The New Mexico Lobos defeated Air Force 4-0 on Friday afternoon, April 19 at 1:48 p.m. Mountain Time to win the first outright Mountain West regular season championship in program history.  Maud Vandeputte, who just one swing earlier stopped all her momentum to return a shot into the deep backhand of her opponent, hit a forehard winner down the line, releasing a primal scream that punctuated what was at the time at least a share of the conference title.

Exactly 10 minutes later, there was no sharing of anything as UNLV served out a 4-3 win over San Diego State to give UNM not just a championship, but the outright title and the No. 1 seed in the upcoming Mountain West Tournament.  The Lobos had never earned the league’s No. 1 seed in program history, even in the 2015 season when UNM won the Mountain West Tournament title as the league’s No. 2 seed.

For UNM, the formula was basically what has worked all season, sweep the doubles point with wins at Nos. 1 and 2 and then methodically put a team away with three singles wins.  UNM’s top two doubles teams won their matches within seconds of each other as Hsuan Huang and Maria Sodre won 6-2 and Leonie Hoppe and Katherine Jhang won 6-3.

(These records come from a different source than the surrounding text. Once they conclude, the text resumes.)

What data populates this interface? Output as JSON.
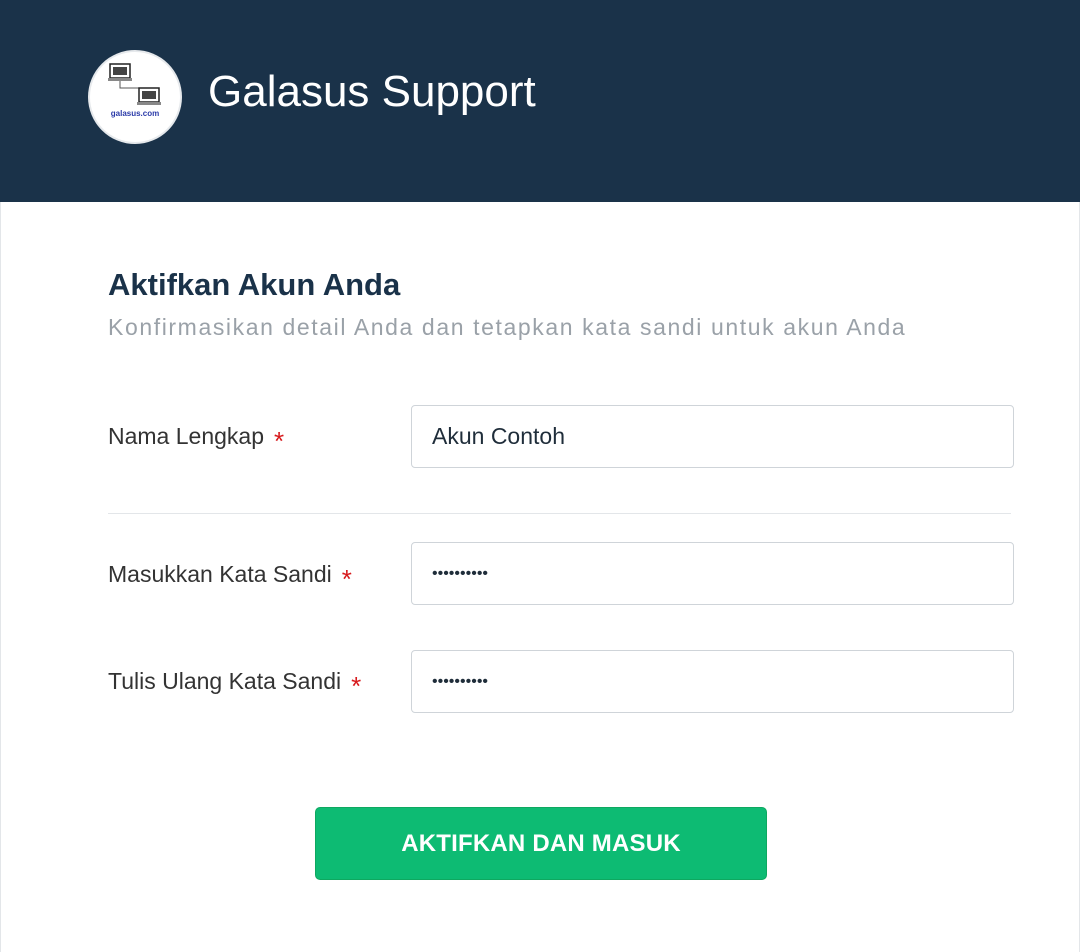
{
  "header": {
    "brand_name": "Galasus Support",
    "logo_text": "galasus.com"
  },
  "form": {
    "title": "Aktifkan Akun Anda",
    "subtitle": "Konfirmasikan detail Anda dan tetapkan kata sandi untuk akun Anda",
    "required_marker": "*",
    "fields": [
      {
        "label": "Nama Lengkap",
        "value": "Akun Contoh",
        "type": "text"
      },
      {
        "label": "Masukkan Kata Sandi",
        "value": "••••••••••",
        "type": "password"
      },
      {
        "label": "Tulis Ulang Kata Sandi",
        "value": "••••••••••",
        "type": "password"
      }
    ],
    "submit_label": "AKTIFKAN DAN MASUK"
  },
  "colors": {
    "header_bg": "#1a3249",
    "accent_green": "#0dbb73",
    "required_red": "#d7191c"
  }
}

That gave UNM a 1-0 lead, and the match moved to singles with just the four availabile indoor courts at Air Force. That probably worked to UNM’s advantage because that meant regardless of what was going on, Leonie Hoppe wouldn’t have her match start until someone finished.  Hoppe has been on a heater, winning eight straight matches and 13 of 14, so it’s sort of like winning Game 1 of the World Series and knowing you have a Cy Young winner going in Game 6.

With UNM up 1-0, the Lobos took opening sets at Nos. 2, 3 and 4 with Huang finishing off her match in straight sets over Alexis Odom 6-3, 6-3 to make it 2-0.  UNM then stumbled as  Vandeputte and Sarah O’Connor lost their second sets, pushing them into a third.  While that was happening, Katherin Jhang rebounded from her opening set loss at 6-1 with a 6-3 win, and all three matches from the original pairings went to third sets.

Additionally, Hoppe moved onto her court and immediately took the first set with a 6-2 win there, helpful as both Jhang and Vandeputte fell behind 5-3.  Both however turned it around.  Jhang fought back to move into a tiebreak, and she took a mini-break to go up 4-2, then won the final three points for a 7-3 win and more importantly gave UNM a 3-0 lead.  Then it was Vandeputte’s turn as O’Connor moved ahead 3-1 in her third set.

Maud was down 5-3, and still down 5-4 before tying things.  After holding at 6-5, she got to 30-40 after her opponent Isabella Flodin hit long.  That gave UNM championship point, and Vandeputte did not let it pass.  It looked for certain that Flodin had moved things to deuce when she hit a ball to Vandeputte’s backhand with Maud moving the other way, but she was able to stop and flick a backhand over the charging Flodin, who hit it right into Vandeputte’s forehand.  She crushed it, hammering it hard down the line, seemingly venting 25 years of regular season near misses, close calls, and not-so-close calls into one blazing forehand passing shot.

From there, a guttural scream, handshakes with Flodin a team celebration, and plenty of photos with the Mountain West trophy.  New Mexico will not play until the Mountain West quarterfinals when the team will take on the winner of the 8-9 game, San Jose State and Boise State.  UNM won 4-3 at San Jose State and 4-2 at Boise State earlier this year.

NOTES: Vandeputte extended her career-high in singles wins to 21 … Huang’s doubles win was her 65th all-time … Huang’s singles win was her fifth in a row … UNM’s 19-2 record is tied for the best in program history after 21 matches.

Maud Vandeputte puts her name next to Natasha Smith with clinching victories for UNM in Mountain West championship winning matches